-------- Material supplied
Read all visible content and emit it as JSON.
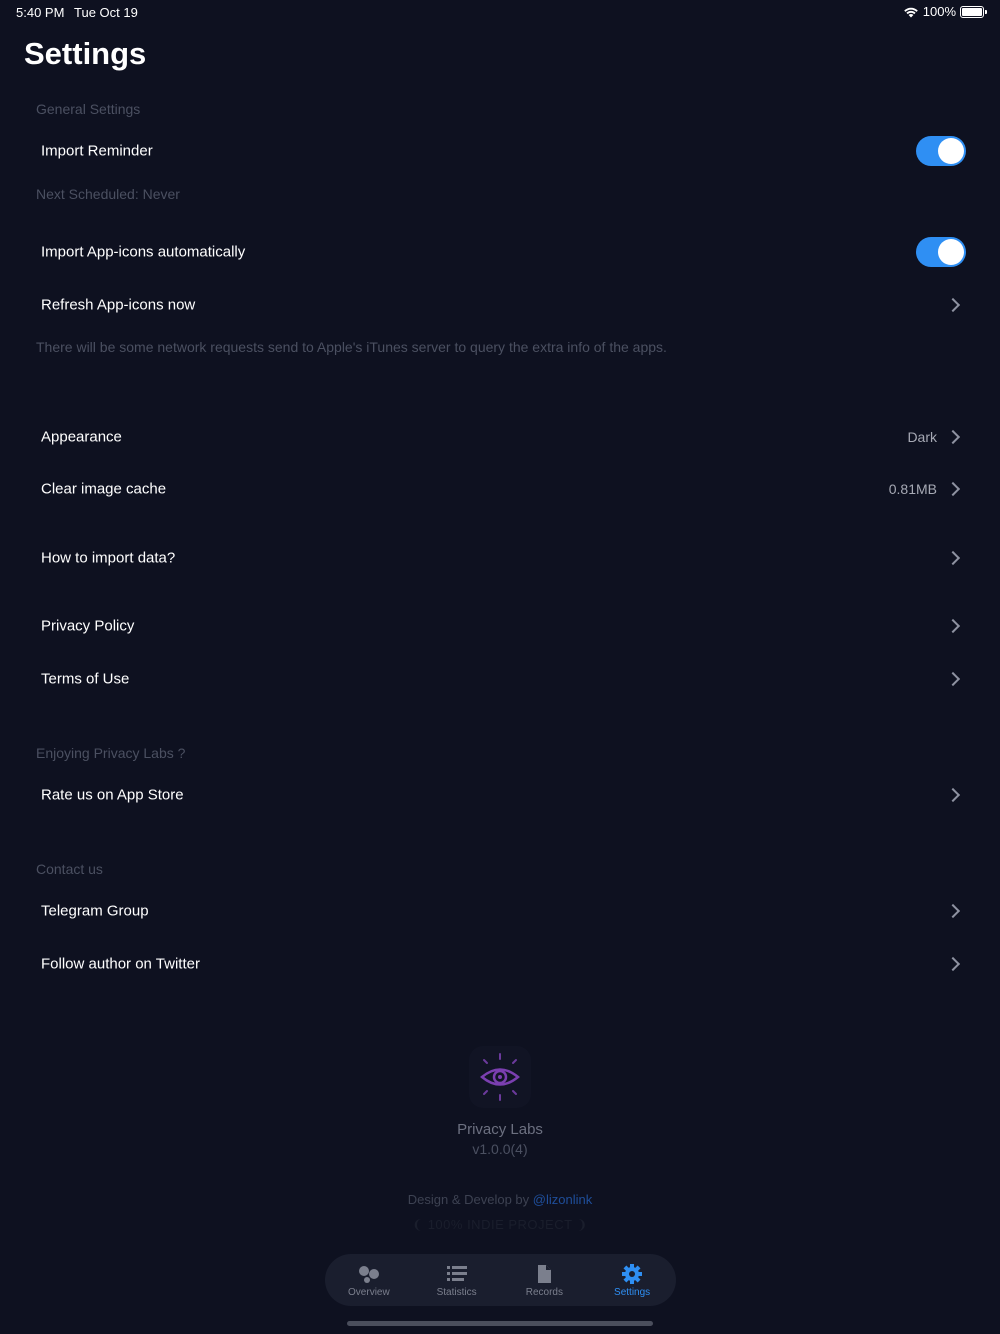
{
  "status": {
    "time": "5:40 PM",
    "date": "Tue Oct 19",
    "battery": "100%",
    "wifi_icon": "wifi-icon",
    "battery_icon": "battery-icon"
  },
  "page": {
    "title": "Settings"
  },
  "general": {
    "header": "General Settings",
    "import_reminder": {
      "label": "Import Reminder",
      "on": true
    },
    "next_scheduled": "Next Scheduled: Never",
    "import_icons_auto": {
      "label": "Import App-icons automatically",
      "on": true
    },
    "refresh_icons": {
      "label": "Refresh App-icons now"
    },
    "network_note": "There will be some network requests send to Apple's iTunes server to query the extra info of the apps."
  },
  "display": {
    "appearance": {
      "label": "Appearance",
      "value": "Dark"
    },
    "clear_cache": {
      "label": "Clear image cache",
      "value": "0.81MB"
    }
  },
  "help": {
    "how_to_import": {
      "label": "How to import data?"
    }
  },
  "legal": {
    "privacy_policy": {
      "label": "Privacy Policy"
    },
    "terms": {
      "label": "Terms of Use"
    }
  },
  "enjoying": {
    "header": "Enjoying Privacy Labs ?",
    "rate": {
      "label": "Rate us on App Store"
    }
  },
  "contact": {
    "header": "Contact us",
    "telegram": {
      "label": "Telegram Group"
    },
    "twitter": {
      "label": "Follow author on Twitter"
    }
  },
  "about": {
    "app_name": "Privacy Labs",
    "version": "v1.0.0(4)",
    "credits_prefix": "Design & Develop by",
    "credits_handle": "@lizonlink",
    "indie": "100% INDIE PROJECT"
  },
  "tabs": [
    {
      "label": "Overview",
      "icon": "overview-icon",
      "active": false
    },
    {
      "label": "Statistics",
      "icon": "statistics-icon",
      "active": false
    },
    {
      "label": "Records",
      "icon": "records-icon",
      "active": false
    },
    {
      "label": "Settings",
      "icon": "gear-icon",
      "active": true
    }
  ],
  "colors": {
    "background": "#0e1120",
    "accent": "#2f8ff3",
    "section_text": "#4b5061",
    "eye_purple": "#7b3fb0"
  }
}
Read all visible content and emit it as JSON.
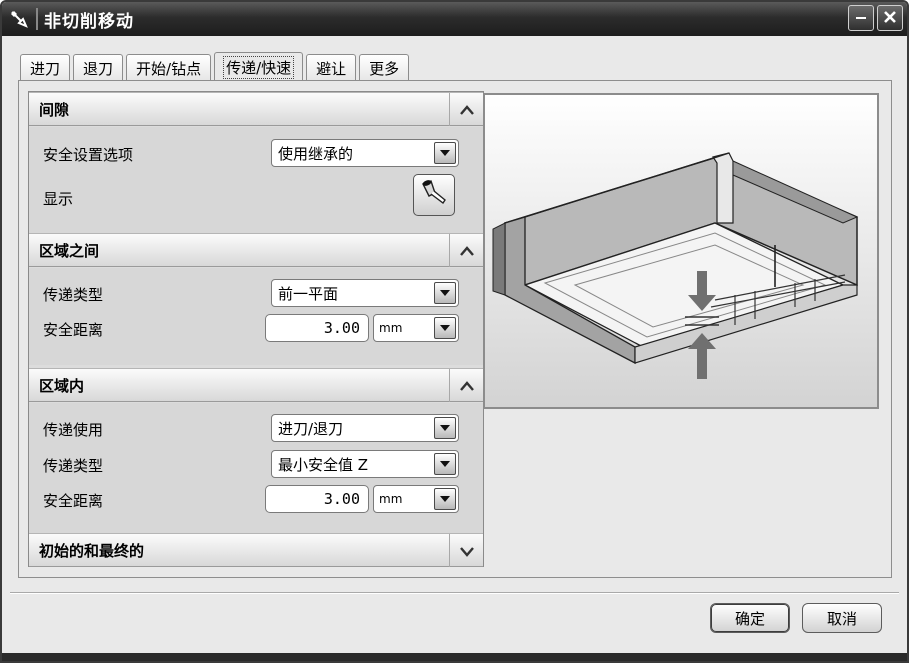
{
  "window": {
    "title": "非切削移动"
  },
  "tabs": [
    {
      "label": "进刀"
    },
    {
      "label": "退刀"
    },
    {
      "label": "开始/钻点"
    },
    {
      "label": "传递/快速"
    },
    {
      "label": "避让"
    },
    {
      "label": "更多"
    }
  ],
  "active_tab": "传递/快速",
  "sections": {
    "clearance": {
      "title": "间隙",
      "safety_option_label": "安全设置选项",
      "safety_option_value": "使用继承的",
      "display_label": "显示"
    },
    "between_regions": {
      "title": "区域之间",
      "transfer_type_label": "传递类型",
      "transfer_type_value": "前一平面",
      "safe_distance_label": "安全距离",
      "safe_distance_value": "3.00",
      "safe_distance_unit": "mm"
    },
    "within_region": {
      "title": "区域内",
      "transfer_using_label": "传递使用",
      "transfer_using_value": "进刀/退刀",
      "transfer_type_label": "传递类型",
      "transfer_type_value": "最小安全值 Z",
      "safe_distance_label": "安全距离",
      "safe_distance_value": "3.00",
      "safe_distance_unit": "mm"
    },
    "initial_final": {
      "title": "初始的和最终的"
    }
  },
  "buttons": {
    "ok": "确定",
    "cancel": "取消"
  },
  "icons": {
    "app": "wrench-icon",
    "minimize": "minimize-icon",
    "close": "close-icon",
    "collapse": "chevron-up-icon",
    "expand": "chevron-down-icon",
    "dropdown": "dropdown-arrow-icon",
    "display": "flashlight-icon"
  }
}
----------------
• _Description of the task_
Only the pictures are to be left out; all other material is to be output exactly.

• _Result of this exercise_
Read all visible content and emit it as JSON.
{
  "status": {
    "time": "5:40 PM",
    "date": "Tue Oct 19",
    "battery": "100%",
    "wifi_icon": "wifi-icon",
    "battery_icon": "battery-icon"
  },
  "page": {
    "title": "Settings"
  },
  "general": {
    "header": "General Settings",
    "import_reminder": {
      "label": "Import Reminder",
      "on": true
    },
    "next_scheduled": "Next Scheduled: Never",
    "import_icons_auto": {
      "label": "Import App-icons automatically",
      "on": true
    },
    "refresh_icons": {
      "label": "Refresh App-icons now"
    },
    "network_note": "There will be some network requests send to Apple's iTunes server to query the extra info of the apps."
  },
  "display": {
    "appearance": {
      "label": "Appearance",
      "value": "Dark"
    },
    "clear_cache": {
      "label": "Clear image cache",
      "value": "0.81MB"
    }
  },
  "help": {
    "how_to_import": {
      "label": "How to import data?"
    }
  },
  "legal": {
    "privacy_policy": {
      "label": "Privacy Policy"
    },
    "terms": {
      "label": "Terms of Use"
    }
  },
  "enjoying": {
    "header": "Enjoying Privacy Labs ?",
    "rate": {
      "label": "Rate us on App Store"
    }
  },
  "contact": {
    "header": "Contact us",
    "telegram": {
      "label": "Telegram Group"
    },
    "twitter": {
      "label": "Follow author on Twitter"
    }
  },
  "about": {
    "app_name": "Privacy Labs",
    "version": "v1.0.0(4)",
    "credits_prefix": "Design & Develop by",
    "credits_handle": "@lizonlink",
    "indie": "100% INDIE PROJECT"
  },
  "tabs": [
    {
      "label": "Overview",
      "icon": "overview-icon",
      "active": false
    },
    {
      "label": "Statistics",
      "icon": "statistics-icon",
      "active": false
    },
    {
      "label": "Records",
      "icon": "records-icon",
      "active": false
    },
    {
      "label": "Settings",
      "icon": "gear-icon",
      "active": true
    }
  ],
  "colors": {
    "background": "#0e1120",
    "accent": "#2f8ff3",
    "section_text": "#4b5061",
    "eye_purple": "#7b3fb0"
  }
}
Read all visible content and emit it as JSON.
{
  "window": {
    "title": "非切削移动"
  },
  "tabs": [
    {
      "label": "进刀"
    },
    {
      "label": "退刀"
    },
    {
      "label": "开始/钻点"
    },
    {
      "label": "传递/快速"
    },
    {
      "label": "避让"
    },
    {
      "label": "更多"
    }
  ],
  "active_tab": "传递/快速",
  "sections": {
    "clearance": {
      "title": "间隙",
      "safety_option_label": "安全设置选项",
      "safety_option_value": "使用继承的",
      "display_label": "显示"
    },
    "between_regions": {
      "title": "区域之间",
      "transfer_type_label": "传递类型",
      "transfer_type_value": "前一平面",
      "safe_distance_label": "安全距离",
      "safe_distance_value": "3.00",
      "safe_distance_unit": "mm"
    },
    "within_region": {
      "title": "区域内",
      "transfer_using_label": "传递使用",
      "transfer_using_value": "进刀/退刀",
      "transfer_type_label": "传递类型",
      "transfer_type_value": "最小安全值 Z",
      "safe_distance_label": "安全距离",
      "safe_distance_value": "3.00",
      "safe_distance_unit": "mm"
    },
    "initial_final": {
      "title": "初始的和最终的"
    }
  },
  "buttons": {
    "ok": "确定",
    "cancel": "取消"
  },
  "icons": {
    "app": "wrench-icon",
    "minimize": "minimize-icon",
    "close": "close-icon",
    "collapse": "chevron-up-icon",
    "expand": "chevron-down-icon",
    "dropdown": "dropdown-arrow-icon",
    "display": "flashlight-icon"
  }
}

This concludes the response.